            They believe, he says, that interference in the internal affairs of Russia includes all actions “not based on international law and international agreements” that are intended to “influence the decisions of the state organs of the country.”  And sovereignty is defined in the new legislation as “the completeness of the power of the state within the country.”

            Anything which “threatens this completeness of power is illegal,” Nadezhdin says, because “it has as its goal the violation of the course of the political process,” something he suggests constitutes “interference.” Others, RBC says, have an even more expansive view of sovereignty and those actions that would constitute its violation.

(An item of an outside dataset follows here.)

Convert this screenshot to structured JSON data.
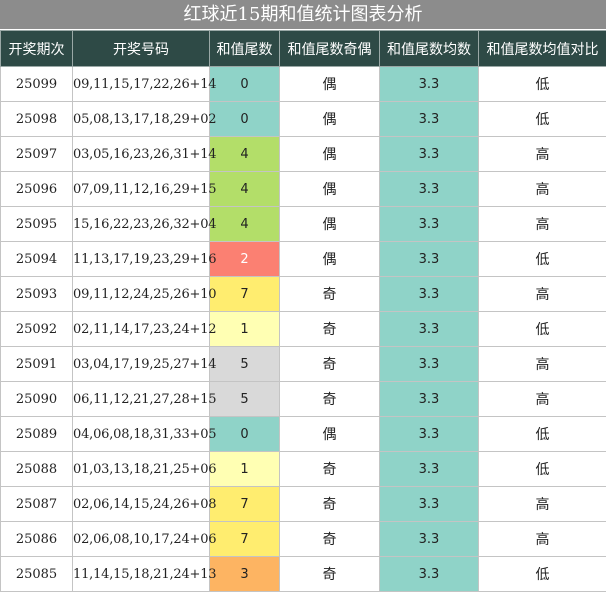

            Perhaps significantly, the news agency continues, people in the Duma said that “they had not heard about the development of such a legislative action. Specifically Pavel Krasheninnikov, head of the lower house’s committee on legislation, said that he had not taken part in any drafting and therefore couldn’t comment.

According to the draft so far, the agency reports, “under the term ‘interference’ in the first instance fall sanctions toward Russians,” the activity of NGOs financed from abroad and taking part in political processes in Russia.  Those actions, which would become illegal, would include polling about electoral outcomes.
Some in the Federation Council have been pushing for such a law since the commission was created last summer.  The publication of the American “Kremlin list” gave new impulse to their plans, the news agency says, adding that the legislators certainly would not have acted without the go ahead from the Kremlin.
Yekaterina Schulmann of the Russian Academy of Economics and State Service says, however, that the Federation Council may simply have wanted to get out of the gate in this process before anyone else in order to solidify or even “monopolize” its role on foreign policy questions.
            The draft legislation will be taken up by the upper chamber sometime in February.